Independence Day is upon us in the United States and many will celebrate with fireworks, social gatherings and plenty of barbecued food. It is a joyous time as we honor those who helped create a country of freedom and choice. Along with having the many opportunities, comes a great deal of responsibility and expectation. We need to be open to different points of view and be willing to hear all sides of an issue before declaring our stand. But what is most fascinating about this process is that once you actually behave this way, it becomes a way of life naturally.
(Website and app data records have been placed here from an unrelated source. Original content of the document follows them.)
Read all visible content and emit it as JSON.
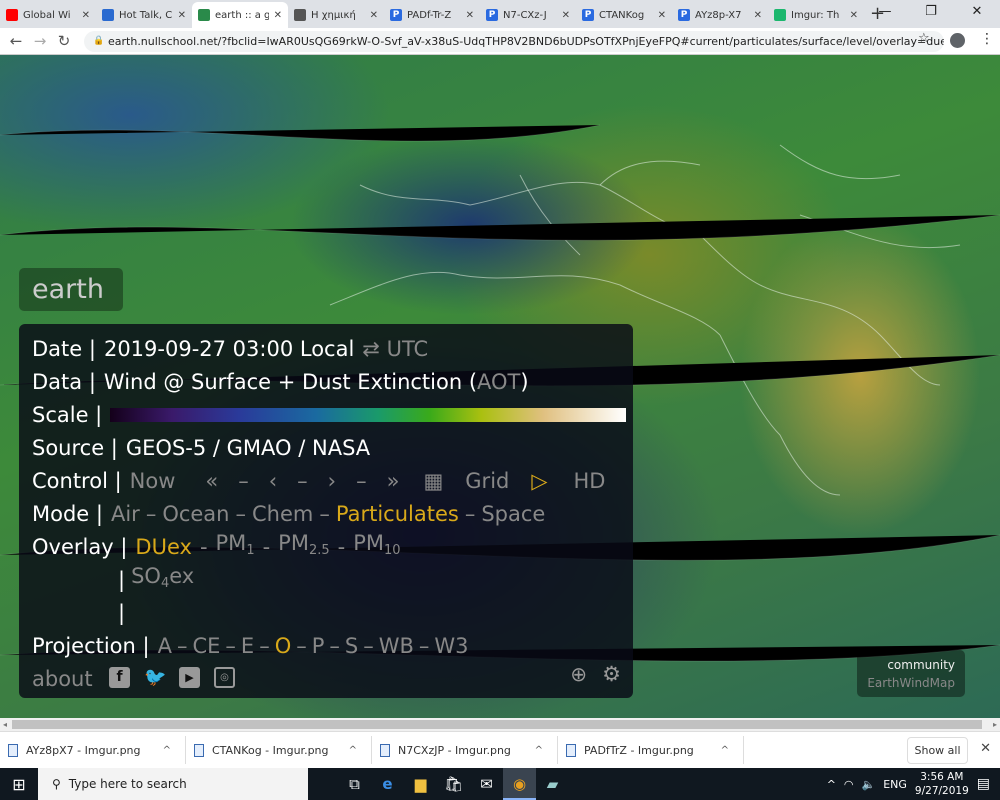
{
  "browser": {
    "tabs": [
      {
        "title": "Global Wi",
        "icon": "youtube-icon",
        "color": "#ff0000"
      },
      {
        "title": "Hot Talk, C",
        "icon": "figure-icon",
        "color": "#2a6ad0"
      },
      {
        "title": "earth :: a g",
        "icon": "earth-icon",
        "color": "#2a8a4a",
        "active": true
      },
      {
        "title": "Η χημική",
        "icon": "globe-icon",
        "color": "#555555"
      },
      {
        "title": "PADf-Tr-Z",
        "icon": "p-icon",
        "color": "#2a6ae0"
      },
      {
        "title": "N7-CXz-J",
        "icon": "p-icon",
        "color": "#2a6ae0"
      },
      {
        "title": "CTANKog",
        "icon": "p-icon",
        "color": "#2a6ae0"
      },
      {
        "title": "AYz8p-X7",
        "icon": "p-icon",
        "color": "#2a6ae0"
      },
      {
        "title": "Imgur: Th",
        "icon": "imgur-icon",
        "color": "#1bb76e"
      }
    ],
    "url": "earth.nullschool.net/?fbclid=IwAR0UsQG69rkW-O-Svf_aV-x38uS-UdqTHP8V2BND6bUDPsOTfXPnjEyeFPQ#current/particulates/surface/level/overlay=duexttau/orth..."
  },
  "earth": {
    "logo": "earth",
    "date_label": "Date |",
    "date": "2019-09-27 03:00 Local",
    "utc_toggle": "⇄ UTC",
    "data_label": "Data |",
    "data": "Wind @ Surface + Dust Extinction (",
    "data_aot": "AOT",
    "data_end": ")",
    "scale_label": "Scale |",
    "source_label": "Source |",
    "source": "GEOS-5 / GMAO / NASA",
    "control_label": "Control |",
    "control": {
      "now": "Now",
      "back3": "«",
      "sep": "–",
      "back1": "‹",
      "fwd1": "›",
      "fwd3": "»",
      "grid": "Grid",
      "hd": "HD"
    },
    "mode_label": "Mode |",
    "modes": [
      "Air",
      "Ocean",
      "Chem",
      "Particulates",
      "Space"
    ],
    "active_mode": "Particulates",
    "overlay_label": "Overlay |",
    "overlays": {
      "duex": "DUex",
      "pm": "PM",
      "pm1": "1",
      "pm25": "2.5",
      "pm10": "10",
      "so4": "SO",
      "so4sub": "4",
      "so4end": "ex"
    },
    "projection_label": "Projection |",
    "projections": [
      "A",
      "CE",
      "E",
      "O",
      "P",
      "S",
      "WB",
      "W3"
    ],
    "active_projection": "O",
    "about": "about",
    "accent": "#d9a91a",
    "community": "community",
    "community_link": "EarthWindMap"
  },
  "downloads": [
    {
      "name": "AYz8pX7 - Imgur.png"
    },
    {
      "name": "CTANKog - Imgur.png"
    },
    {
      "name": "N7CXzJP - Imgur.png"
    },
    {
      "name": "PADfTrZ - Imgur.png"
    }
  ],
  "show_all": "Show all",
  "taskbar": {
    "search_placeholder": "Type here to search",
    "lang": "ENG",
    "time": "3:56 AM",
    "date": "9/27/2019"
  }
}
Have you checked out the general health of your team lately? Does it seem that team members are dragging and projects aren’t as vibrant as they use to be? Maybe there are more bottlenecks popping up preventing a dynamic flow of information. Are some team members very engaged while others never step up to take on new responsibilities?
In some of my recent leadership workshops leaders shared that they are facing some steep hurdles that are derailing team performance and growth. When we first began to identify what might be causing some of these imbalances, it was easy to just blame others for not caring. But as we delved deeper real issues… Continue reading | 8 Comments
This past weekend was Father’s Day and a day that I often think about my father. A father-daughter relationship can be quite complicated but one that often sets the tone for a daughter’s perception of herself. As the years go by and my dad is no longer here to share his words, I realize how important the lessons were that he taught me. The guidance he gave me throughout my life stands with me today and has steered me to being an empowered leader.
Here is what my father taught me:
1. TRUST YOURSELF
My leadership programs this week were vibrant with great fun, laughter, learning and connecting. The participants were eager to grab some new skills for their leadership toolbox while sharing their knowledge and experiences. As they worked on some of their department challenges, something that I hadn’t seen recently emerged. Discussion after discussion sounded like this:
“When we can’t solve our problem, we just give it to our boss.”
“We have little control over changing it, so we might as well just work with it.”
“We have some great ideas to improve the process, but we don’t think anyone will listen to us.”
An energetic but frustrated team leader I worked with recently, had some great ideas but was having a difficult time rallying her troops to see her vision. Her concerns about her team members ranged from:
“They are stuck in old routines and patterns.”
“They can’t hear what I am saying and are choosing to ignore me.”
“They only want to contribute up to a point and then they clean their hands.”
“They don’t see me as part of them, but rather as someone with a different agenda.”